**WHAT TO WORK ON:** Reproduce the entries beneath exactly, without their images.

PROVIDED DATA section start

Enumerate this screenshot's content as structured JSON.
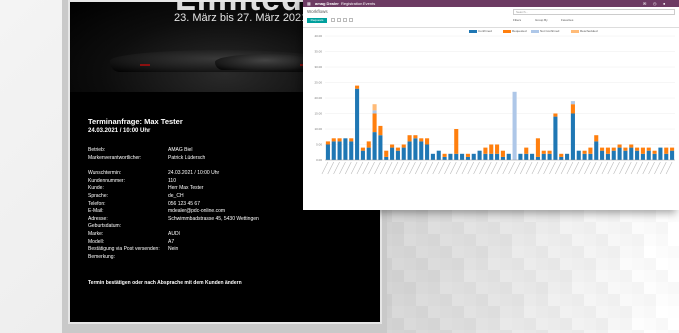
{
  "email": {
    "hero_title": "Limited Days",
    "hero_date": "23. März bis 27. März 2021",
    "heading": "Terminanfrage: Max Tester",
    "datetime": "24.03.2021 / 10:00 Uhr",
    "rows1": [
      {
        "k": "Betrieb:",
        "v": "AMAG Biel"
      },
      {
        "k": "Markenverantwortlicher:",
        "v": "Patrick Lüdersch"
      }
    ],
    "rows2": [
      {
        "k": "Wunschtermin:",
        "v": "24.03.2021 / 10:00 Uhr"
      },
      {
        "k": "Kundennummer:",
        "v": "110"
      },
      {
        "k": "Kunde:",
        "v": "Herr Max Tester"
      },
      {
        "k": "Sprache:",
        "v": "de_CH"
      },
      {
        "k": "Telefon:",
        "v": "056 123 45 67"
      },
      {
        "k": "E-Mail:",
        "v": "mdealer@pdc-online.com"
      },
      {
        "k": "Adresse:",
        "v": "Schwimmbadstrasse 45, 5430 Wettingen"
      },
      {
        "k": "Geburtsdatum:",
        "v": ""
      },
      {
        "k": "Marke:",
        "v": "AUDI"
      },
      {
        "k": "Modell:",
        "v": "A7"
      },
      {
        "k": "Bestätigung via Post versenden:",
        "v": "Nein"
      },
      {
        "k": "Bemerkung:",
        "v": ""
      }
    ],
    "footer": "Termin bestätigen oder nach Absprache mit dem Kunden ändern"
  },
  "dashboard": {
    "app_title": "amag Dealer",
    "menu": [
      "Registration",
      "Events"
    ],
    "breadcrumb": "Workflows",
    "search_placeholder": "Search...",
    "primary_button": "Requests",
    "filters": [
      "Filters",
      "Group By",
      "Favorites"
    ],
    "colors": {
      "topbar": "#6d3b63",
      "primary": "#00a09d"
    }
  },
  "chart_data": {
    "type": "bar",
    "stacked": true,
    "series": [
      {
        "name": "Confirmed",
        "color": "#1f77b4"
      },
      {
        "name": "Requested",
        "color": "#ff7f0e"
      },
      {
        "name": "Not Confirmed",
        "color": "#aec7e8"
      },
      {
        "name": "Rescheduled",
        "color": "#ffbb78"
      }
    ],
    "ylim": [
      0,
      40
    ],
    "yticks": [
      0,
      5,
      10,
      15,
      20,
      25,
      30,
      35,
      40
    ],
    "stacks": [
      [
        5,
        1,
        0,
        0
      ],
      [
        6,
        1,
        0,
        0
      ],
      [
        6,
        1,
        0,
        0
      ],
      [
        7,
        0,
        0,
        0
      ],
      [
        6,
        1,
        0,
        0
      ],
      [
        23,
        1,
        0,
        0
      ],
      [
        3,
        1,
        0,
        0
      ],
      [
        4,
        2,
        0,
        0
      ],
      [
        9,
        6,
        1,
        2
      ],
      [
        8,
        3,
        0,
        0
      ],
      [
        1,
        2,
        0,
        0
      ],
      [
        4,
        1,
        0,
        0
      ],
      [
        3,
        1,
        0,
        0
      ],
      [
        4,
        1,
        0,
        0
      ],
      [
        6,
        2,
        0,
        0
      ],
      [
        7,
        1,
        0,
        0
      ],
      [
        6,
        1,
        0,
        0
      ],
      [
        5,
        2,
        0,
        0
      ],
      [
        2,
        0,
        0,
        0
      ],
      [
        3,
        0,
        0,
        0
      ],
      [
        1,
        1,
        0,
        0
      ],
      [
        2,
        0,
        0,
        0
      ],
      [
        2,
        8,
        0,
        0
      ],
      [
        2,
        0,
        0,
        0
      ],
      [
        1,
        1,
        0,
        0
      ],
      [
        2,
        0,
        0,
        0
      ],
      [
        3,
        0,
        0,
        0
      ],
      [
        2,
        2,
        0,
        0
      ],
      [
        2,
        3,
        0,
        0
      ],
      [
        2,
        3,
        0,
        0
      ],
      [
        1,
        2,
        0,
        0
      ],
      [
        2,
        0,
        0,
        0
      ],
      [
        0,
        0,
        22,
        0
      ],
      [
        2,
        0,
        0,
        0
      ],
      [
        2,
        2,
        0,
        0
      ],
      [
        2,
        0,
        0,
        0
      ],
      [
        1,
        6,
        0,
        0
      ],
      [
        2,
        1,
        0,
        0
      ],
      [
        2,
        1,
        0,
        0
      ],
      [
        14,
        1,
        0,
        0
      ],
      [
        1,
        1,
        0,
        0
      ],
      [
        2,
        0,
        0,
        0
      ],
      [
        15,
        3,
        1,
        0
      ],
      [
        3,
        0,
        0,
        0
      ],
      [
        2,
        1,
        0,
        0
      ],
      [
        2,
        2,
        0,
        0
      ],
      [
        6,
        2,
        0,
        0
      ],
      [
        3,
        1,
        0,
        0
      ],
      [
        2,
        2,
        0,
        0
      ],
      [
        3,
        1,
        0,
        0
      ],
      [
        4,
        1,
        0,
        0
      ],
      [
        3,
        1,
        0,
        0
      ],
      [
        4,
        1,
        0,
        0
      ],
      [
        3,
        1,
        0,
        0
      ],
      [
        2,
        2,
        0,
        0
      ],
      [
        3,
        1,
        0,
        0
      ],
      [
        2,
        1,
        0,
        0
      ],
      [
        4,
        0,
        0,
        0
      ],
      [
        2,
        2,
        0,
        0
      ],
      [
        3,
        1,
        0,
        0
      ]
    ]
  }
}
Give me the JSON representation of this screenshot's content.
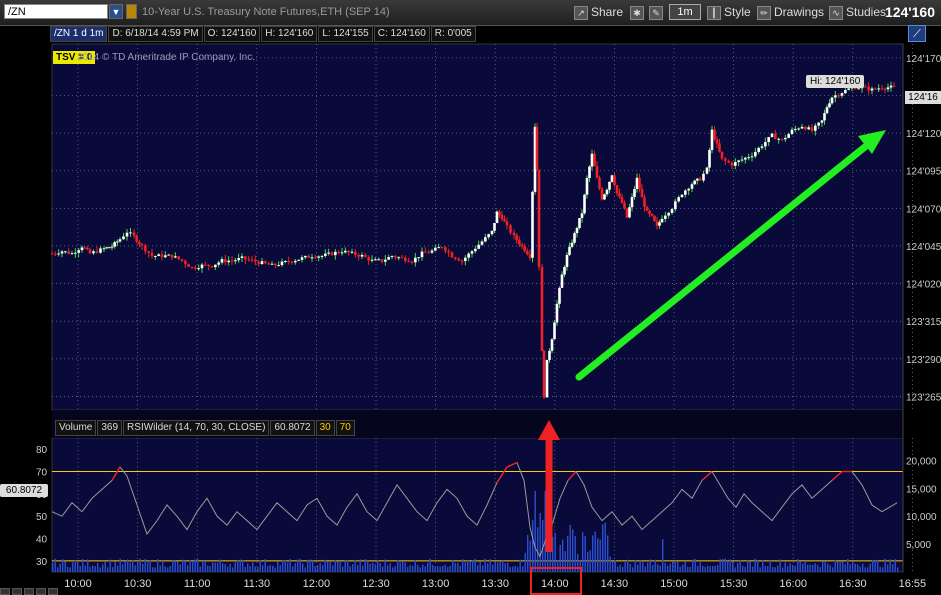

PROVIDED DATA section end

**YOUR RESPONSE:**
Enumerate this screenshot's content as structured JSON.
{
  "email": {
    "hero_title": "Limited Days",
    "hero_date": "23. März bis 27. März 2021",
    "heading": "Terminanfrage: Max Tester",
    "datetime": "24.03.2021 / 10:00 Uhr",
    "rows1": [
      {
        "k": "Betrieb:",
        "v": "AMAG Biel"
      },
      {
        "k": "Markenverantwortlicher:",
        "v": "Patrick Lüdersch"
      }
    ],
    "rows2": [
      {
        "k": "Wunschtermin:",
        "v": "24.03.2021 / 10:00 Uhr"
      },
      {
        "k": "Kundennummer:",
        "v": "110"
      },
      {
        "k": "Kunde:",
        "v": "Herr Max Tester"
      },
      {
        "k": "Sprache:",
        "v": "de_CH"
      },
      {
        "k": "Telefon:",
        "v": "056 123 45 67"
      },
      {
        "k": "E-Mail:",
        "v": "mdealer@pdc-online.com"
      },
      {
        "k": "Adresse:",
        "v": "Schwimmbadstrasse 45, 5430 Wettingen"
      },
      {
        "k": "Geburtsdatum:",
        "v": ""
      },
      {
        "k": "Marke:",
        "v": "AUDI"
      },
      {
        "k": "Modell:",
        "v": "A7"
      },
      {
        "k": "Bestätigung via Post versenden:",
        "v": "Nein"
      },
      {
        "k": "Bemerkung:",
        "v": ""
      }
    ],
    "footer": "Termin bestätigen oder nach Absprache mit dem Kunden ändern"
  },
  "dashboard": {
    "app_title": "amag Dealer",
    "menu": [
      "Registration",
      "Events"
    ],
    "breadcrumb": "Workflows",
    "search_placeholder": "Search...",
    "primary_button": "Requests",
    "filters": [
      "Filters",
      "Group By",
      "Favorites"
    ],
    "colors": {
      "topbar": "#6d3b63",
      "primary": "#00a09d"
    }
  },
  "chart_data": {
    "type": "bar",
    "stacked": true,
    "series": [
      {
        "name": "Confirmed",
        "color": "#1f77b4"
      },
      {
        "name": "Requested",
        "color": "#ff7f0e"
      },
      {
        "name": "Not Confirmed",
        "color": "#aec7e8"
      },
      {
        "name": "Rescheduled",
        "color": "#ffbb78"
      }
    ],
    "ylim": [
      0,
      40
    ],
    "yticks": [
      0,
      5,
      10,
      15,
      20,
      25,
      30,
      35,
      40
    ],
    "stacks": [
      [
        5,
        1,
        0,
        0
      ],
      [
        6,
        1,
        0,
        0
      ],
      [
        6,
        1,
        0,
        0
      ],
      [
        7,
        0,
        0,
        0
      ],
      [
        6,
        1,
        0,
        0
      ],
      [
        23,
        1,
        0,
        0
      ],
      [
        3,
        1,
        0,
        0
      ],
      [
        4,
        2,
        0,
        0
      ],
      [
        9,
        6,
        1,
        2
      ],
      [
        8,
        3,
        0,
        0
      ],
      [
        1,
        2,
        0,
        0
      ],
      [
        4,
        1,
        0,
        0
      ],
      [
        3,
        1,
        0,
        0
      ],
      [
        4,
        1,
        0,
        0
      ],
      [
        6,
        2,
        0,
        0
      ],
      [
        7,
        1,
        0,
        0
      ],
      [
        6,
        1,
        0,
        0
      ],
      [
        5,
        2,
        0,
        0
      ],
      [
        2,
        0,
        0,
        0
      ],
      [
        3,
        0,
        0,
        0
      ],
      [
        1,
        1,
        0,
        0
      ],
      [
        2,
        0,
        0,
        0
      ],
      [
        2,
        8,
        0,
        0
      ],
      [
        2,
        0,
        0,
        0
      ],
      [
        1,
        1,
        0,
        0
      ],
      [
        2,
        0,
        0,
        0
      ],
      [
        3,
        0,
        0,
        0
      ],
      [
        2,
        2,
        0,
        0
      ],
      [
        2,
        3,
        0,
        0
      ],
      [
        2,
        3,
        0,
        0
      ],
      [
        1,
        2,
        0,
        0
      ],
      [
        2,
        0,
        0,
        0
      ],
      [
        0,
        0,
        22,
        0
      ],
      [
        2,
        0,
        0,
        0
      ],
      [
        2,
        2,
        0,
        0
      ],
      [
        2,
        0,
        0,
        0
      ],
      [
        1,
        6,
        0,
        0
      ],
      [
        2,
        1,
        0,
        0
      ],
      [
        2,
        1,
        0,
        0
      ],
      [
        14,
        1,
        0,
        0
      ],
      [
        1,
        1,
        0,
        0
      ],
      [
        2,
        0,
        0,
        0
      ],
      [
        15,
        3,
        1,
        0
      ],
      [
        3,
        0,
        0,
        0
      ],
      [
        2,
        1,
        0,
        0
      ],
      [
        2,
        2,
        0,
        0
      ],
      [
        6,
        2,
        0,
        0
      ],
      [
        3,
        1,
        0,
        0
      ],
      [
        2,
        2,
        0,
        0
      ],
      [
        3,
        1,
        0,
        0
      ],
      [
        4,
        1,
        0,
        0
      ],
      [
        3,
        1,
        0,
        0
      ],
      [
        4,
        1,
        0,
        0
      ],
      [
        3,
        1,
        0,
        0
      ],
      [
        2,
        2,
        0,
        0
      ],
      [
        3,
        1,
        0,
        0
      ],
      [
        2,
        1,
        0,
        0
      ],
      [
        4,
        0,
        0,
        0
      ],
      [
        2,
        2,
        0,
        0
      ],
      [
        3,
        1,
        0,
        0
      ]
    ]
  }
}
Give me the JSON representation of this screenshot's content.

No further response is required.